It is difficult to express my astonishment on reading the news of a "secret" Department of Homeland Security policy prohibiting scrutiny of visa applicants' social media presence. My colleagues' Facebook walls around the country are lit up with statements of disbelief. Too many of us have had our clients questioned about social media posts to buy into the sincerity of this "policy." Some years back, an internal government memorandum even provided guidance to officers on how to take advantage of social media users' "narcissistic tendencies."
Yes, the memorandum is outdated. But who really needed it anyhow? Lawyers regularly screen potential clients through web searches. Trial attorneys, no matter what their areas of specialty, are familiar with strategies for tearing down witnesses based on Internet footprints. Immigration officers are no different from the rest of us. They know how to conduct a Google search.
Are officers flouting this secret policy, or is it so very secret that it has not been communicated down the ranks? Perhaps it is like the military's old "don't ask, don't tell" rule? I.e., search the web but hide it from the person in the neighboring cubicle? This unadhered-to-policy is truly a mystery.
The government's current justification for the policy requires clarification, to put it mildly. One claim is that investigating social media invades privacy, which could cause embarrassment to the United States. Thus, according to the New York Times, there is an internal debate within the Department of Homeland Security as to whether social media review is "appropriate."

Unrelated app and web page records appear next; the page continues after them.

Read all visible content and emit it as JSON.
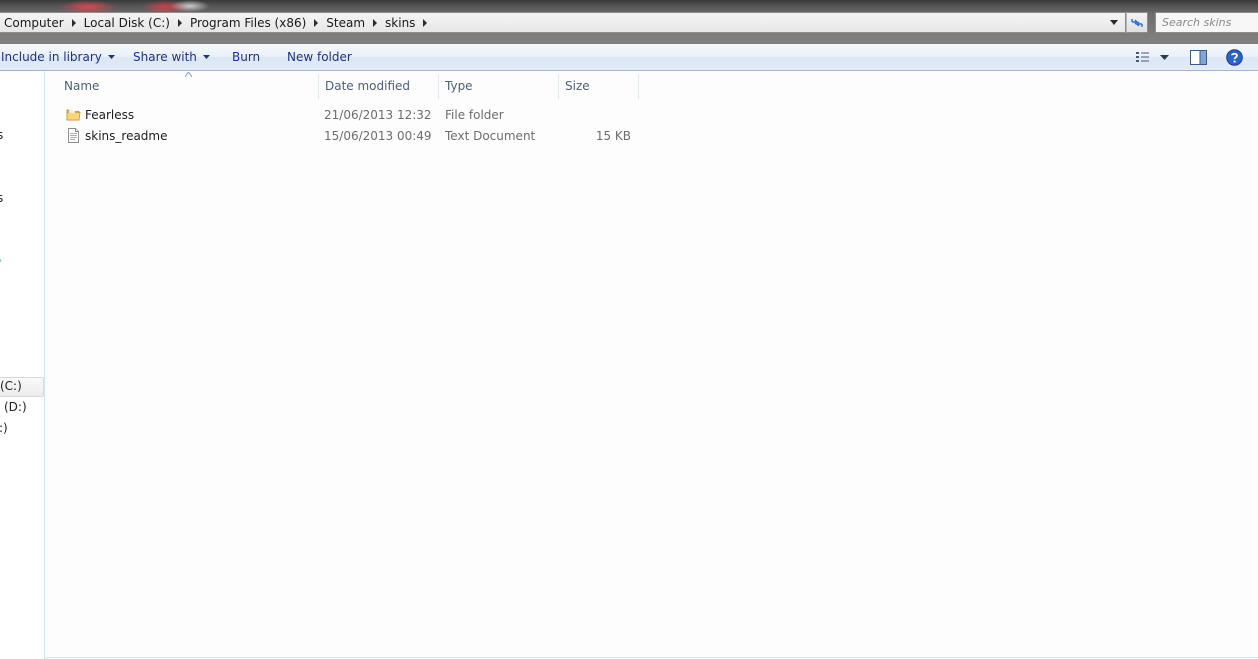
{
  "address_bar": {
    "breadcrumbs": [
      "Computer",
      "Local Disk (C:)",
      "Program Files (x86)",
      "Steam",
      "skins"
    ]
  },
  "search": {
    "placeholder": "Search skins"
  },
  "command_bar": {
    "include_in_library": "Include in library",
    "share_with": "Share with",
    "burn": "Burn",
    "new_folder": "New folder"
  },
  "nav_pane": {
    "items": [
      "s",
      "s",
      "(C:)",
      "(D:)",
      ":)"
    ]
  },
  "columns": {
    "name": "Name",
    "date_modified": "Date modified",
    "type": "Type",
    "size": "Size"
  },
  "files": [
    {
      "name": "Fearless",
      "date": "21/06/2013 12:32",
      "type": "File folder",
      "size": "",
      "icon": "folder-icon"
    },
    {
      "name": "skins_readme",
      "date": "15/06/2013 00:49",
      "type": "Text Document",
      "size": "15 KB",
      "icon": "text-document-icon"
    }
  ],
  "colors": {
    "command_text": "#1e3287",
    "header_text": "#4c607a",
    "detail_text": "#6d6d6d"
  }
}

Sorry, but we are not that gullible. The Department of Homeland Security has no qualms about arresting the undocumented at 5 am in the morning -- surrounding homes, banging on doors, chaining and shackling mothers and fathers, and brandishing weapons in front of small children. The neighbors are free to watch. When I visit clients in immigration detention, they are strip-searched for contraband afterwards. Privacy and likability are not front-of-mind.
When it comes to balancing visa applicants' privacy and the United States' reputational concerns against national security, I simply cannot swallow what the Department of Homeland Security has told us thus far about its social media policy. Nor should the press, and nor should you. Immigration attorneys know as a profession that the Department of Homeland Security reviews social media posts, notwithstanding government officials' current protestations. Officers might not be consistent, and they might not catch everything -- but they do it. The Department's leadership may need to speak much more extensively to the rank and file about how things play out on the ground. And then we can have an honest conversation about what actually went wrong with Tashfeen Malik's security checks.